A Quiet Life by Karen Shughart

When my husband and I decided to move from Central Pennsylvania to a small village on the south shore of Lake Ontario it was because we agreed that in retirement, we wanted a quiet life. We knew it was a trade-off. In Pennsylvania we had easy access to cultural events and were within minutes to shopping and restaurants of every sort. But we also had to contend with gridlock traffic on the highways, light and noise pollution, a drive of between 15 and 40 minutes to visit with our friends and the hustle and bustle that goes with living near a state capital.

Photo by Magda Ehlers on Pexels.com

Up here, along the lake, we have a traffic jam when there’s a car at each stop sign at “four corners”, the four-way intersection as you enter our village. We travel a distance for symphony, ballet and opera performances, the nearest mall is a 45-minute drive, and supermarkets between 15 and 30 minutes from our home. But we have an abundance of restaurants, farm markets, small grocery and liquor stores, a post office and hairdresser, the beach and even a golf course within walking distance.

There’s music everywhere in the summer, concerts on a bluff overlooking the water, and groups performing at restaurants and parks. Friends live nearby, and the longest drive to visit them is at most five minutes. What some might call noise soothes my soul: waves pounding upon the shore, the morning cacophony of birdsong, the chittering of squirrels, the soft chirping of crickets on a late summer’s eve, and the mournful call of the loons.

The quiet here is also a balm for me as a writer. A short time ago I took part in a discussion with a Cozy writers’ Facebook group where the administrator asked how many of us write with music playing in the background. I discovered that I am in the minority, most of those who responded are stimulated and feel more creative with background music of every sort. Some were surprised when I said that I get distracted, it’s hard for me to concentrate when there’s too much “chatter”.

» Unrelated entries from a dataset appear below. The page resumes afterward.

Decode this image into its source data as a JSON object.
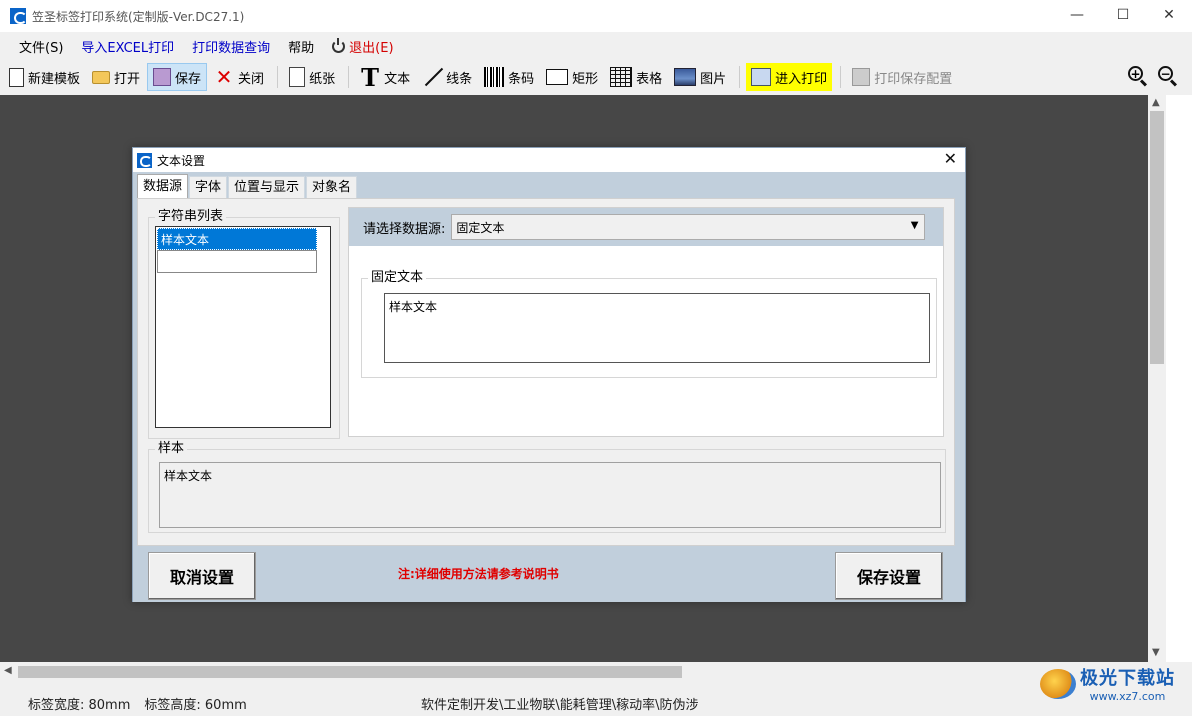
{
  "window": {
    "title": "笠圣标签打印系统(定制版-Ver.DC27.1)",
    "minimize": "—",
    "maximize": "☐",
    "close": "✕"
  },
  "menu": {
    "file": "文件(S)",
    "import_excel": "导入EXCEL打印",
    "print_query": "打印数据查询",
    "help": "帮助",
    "exit": "退出(E)"
  },
  "toolbar": {
    "new_template": "新建模板",
    "open": "打开",
    "save": "保存",
    "close": "关闭",
    "paper": "纸张",
    "text": "文本",
    "line": "线条",
    "barcode": "条码",
    "rect": "矩形",
    "table": "表格",
    "image": "图片",
    "enter_print": "进入打印",
    "print_save_config": "打印保存配置",
    "zoom_in": "+",
    "zoom_out": "−"
  },
  "dialog": {
    "title": "文本设置",
    "close": "✕",
    "tabs": [
      "数据源",
      "字体",
      "位置与显示",
      "对象名"
    ],
    "string_list_label": "字符串列表",
    "string_list_items": [
      "样本文本"
    ],
    "datasource_label": "请选择数据源:",
    "datasource_value": "固定文本",
    "fixed_text_label": "固定文本",
    "fixed_text_value": "样本文本",
    "sample_label": "样本",
    "sample_value": "样本文本",
    "cancel_button": "取消设置",
    "save_button": "保存设置",
    "note": "注:详细使用方法请参考说明书"
  },
  "status": {
    "label_width": "标签宽度: 80mm",
    "label_height": "标签高度: 60mm",
    "services": "软件定制开发\\工业物联\\能耗管理\\稼动率\\防伪涉"
  },
  "watermark": {
    "name": "极光下载站",
    "url": "www.xz7.com"
  },
  "colors": {
    "workspace": "#474747",
    "dialog_frame": "#c1cfdc",
    "accent_blue": "#0078d7",
    "note_red": "#e00000",
    "print_highlight": "#ffff00"
  }
}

It was an interesting discussion, and as I thought more about it, I realized how creative juices are stirred in so many ways. Writing for me is meditative, I can write for hours without paying attention to the time, and sometimes without taking a break. My husband teases that he knows not to try and discuss anything important with me when I’m writing. If he tells me he’s leaving to play golf or run errands, I’ll nod and later not remember a word he’s said and wonder where he is.

As I thought more about it, I realized that as I’ve aged I choose not to multitask as much as I used to.  I can cook and listen to rock and roll, show tunes or jazz at the same time, and do word puzzles or Sudoku while watching TV, but for some reason, writing, reading, or listening to certain types of of music are activities I want to savor individually. There’s immense pleasure and something to be said about immersing oneself in quiet pursuits.

August by Karen Shughart

Here up at the lake we’re surrounded by orchards, vineyards and farmland; gently rolling hills and meandering streams with an abundance of fish. It’s a beautiful place any time of the year, but the end of summer, the month of August, is special in so many ways.

Sunrise is a little later this time of year, we can hear the morning music of birds at around 5:30 or 6:00 a.m. rather than 3:30 or 4:00 as in June. There’s something peaceful and magical about waking early in August to see the sun rise, it’s rose-gold rays casting brilliant diamond-like shards across the water. It’s a quiet time.

Warm days are the norm; some days the humidity rises, but on others bright blue skies, lazy white clouds, and a lake sluggishly rolling its waves onto the shore are a welcome change to the previously fetid air.  Sailboats dot the horizon, pontoons chug lazily about and motorboats slice through the undulating sea. Families play on the beach and picnic under a pavilion where long ago children laughed with delight as they rode a carousel.

A cornucopia of fresh produce offers up its bounty at a multitude of farm stands and markets. Lovely squashes, tomatoes, blueberries, cherries, corn, beans, and herbs create a riot of color far more beautiful than any still life painting.  And the fecund ripening of the fruit on trees in the orchards, especially the apples, the first of which will soon be ready for harvest, remind us that fall is on its way. The green, green grass of past months starts to brown, the flowers lose some of their bloom, and the limbs on deciduous trees, with their lush dark leaves, droop with anticipation as they begin to fade. In a month or two, their bright, warm hues will beckon an onslaught of sightseers.

Photo by Karen Shughart

Something about the light and the air bring visions of fall: bright, sunny days as crisp as biting into a just-picked apple.  It smells different, too. The air is perfumed, but in August, with a rich, heavy sweetness mingled with the beginnings of the decay that precedes fall and winter.

Later in the month, when the tourists and those who spend their summers at simple cottages here have gone, there’s silence  interrupted only by the occasional droning of a lawn mower,  the buzz of insects, the bark of a dog or the subdued chatter of friends and neighbors who pass by.